- South Sudanese students at their embassy in Kampala, Uganda (ST/File)
The group, in series of interviews with Sudan Tribune, said peaceful negotiations but not gun barrels, would resolve South Sudan’s two-month conflict.
Violence broke out in the South Sudan capital, Juba late last year and later extended to three of the country’s 10 states of Upper Nile, Unity and Jonglei killing thousands with nearly a million displaced both within and outside the country.
Nyok Lual Jok, a Masters student in Kampala said staying in harmony would bring peace, but warned labeling the conflict along tribal lines.
“Actually they have to harmonize themselves, leave those entire crisis’s they are in right now, and they have to make sure they came to state of reconciliation,” Jok said.
“They have to reconcile no matter what happens to them and they must to have recognised one another as brother and sisters in Christ,” he added.
He however expressed optimism for peace and stability in a country that experienced decades of civil war with neighbouring Sudan, prior to the 2005 signing of the Comprehensive Peace Agreement (CPA).
Pawer Ruac, a South Sudanese trader said the recent conflict has greatly affected business, advocating a change in leadership as a way of resolving the conflict.
“The greediness of our people on leadership has made the country back to war. If you think of yourself as a king without allowing other fellow colleagues to be your successor, it will automatically result to conflict in the country,” he told Sudan Tribune.
He believes an interim administration, as proposed by the mediator, could be the only tool for reconciliation among the various people of South Sudan.
“Many people, including those who have fled to neighboring foreign countries have loss truth on South Sudan leadership. We need the IGAD [Inter-governmental Authority on Development] and international community to form an independent government without warring parties in order for peaceful restoration and for justices to be prevailing,” he added.

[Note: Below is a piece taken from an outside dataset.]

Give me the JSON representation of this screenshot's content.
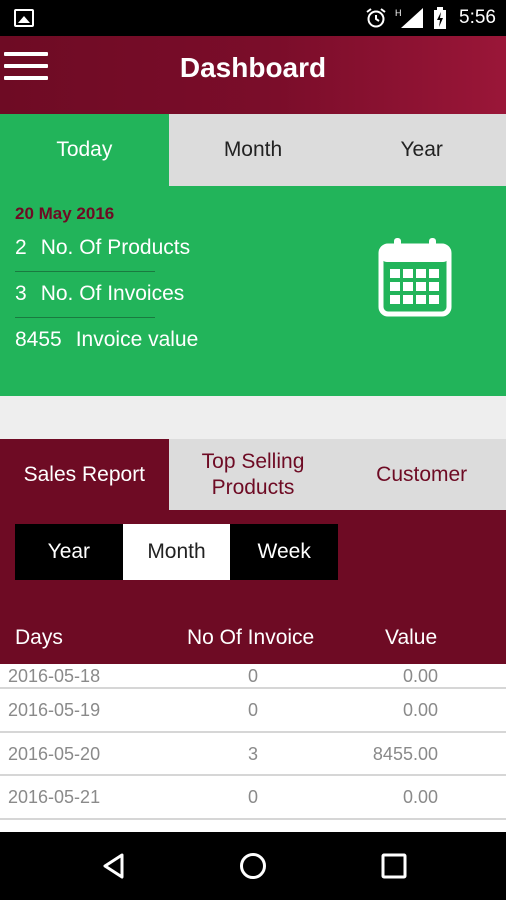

Meanwhile Nyawat Reth said she was deeply concerned about the suffering meted upon South Sudanese women and children as a result of the outbreak of conflict.
“From day one of conflict thing have totally change into ethnicity cleansing in South Sudan capital of Juba. And from states it goes around and killing continue on the tribal line target. Government must admitted that it has done wrong decision at the beginning otherwise of killing could occurred if there legitimate leadership”, said Reth.
While negotiators try to devise the long-awaited monitoring and verification mechanisms for the agreed ceasefire between South Sudan’s warring parties, the rebels accused government forces of using “delayed tactics” in the Addis Ababa truce.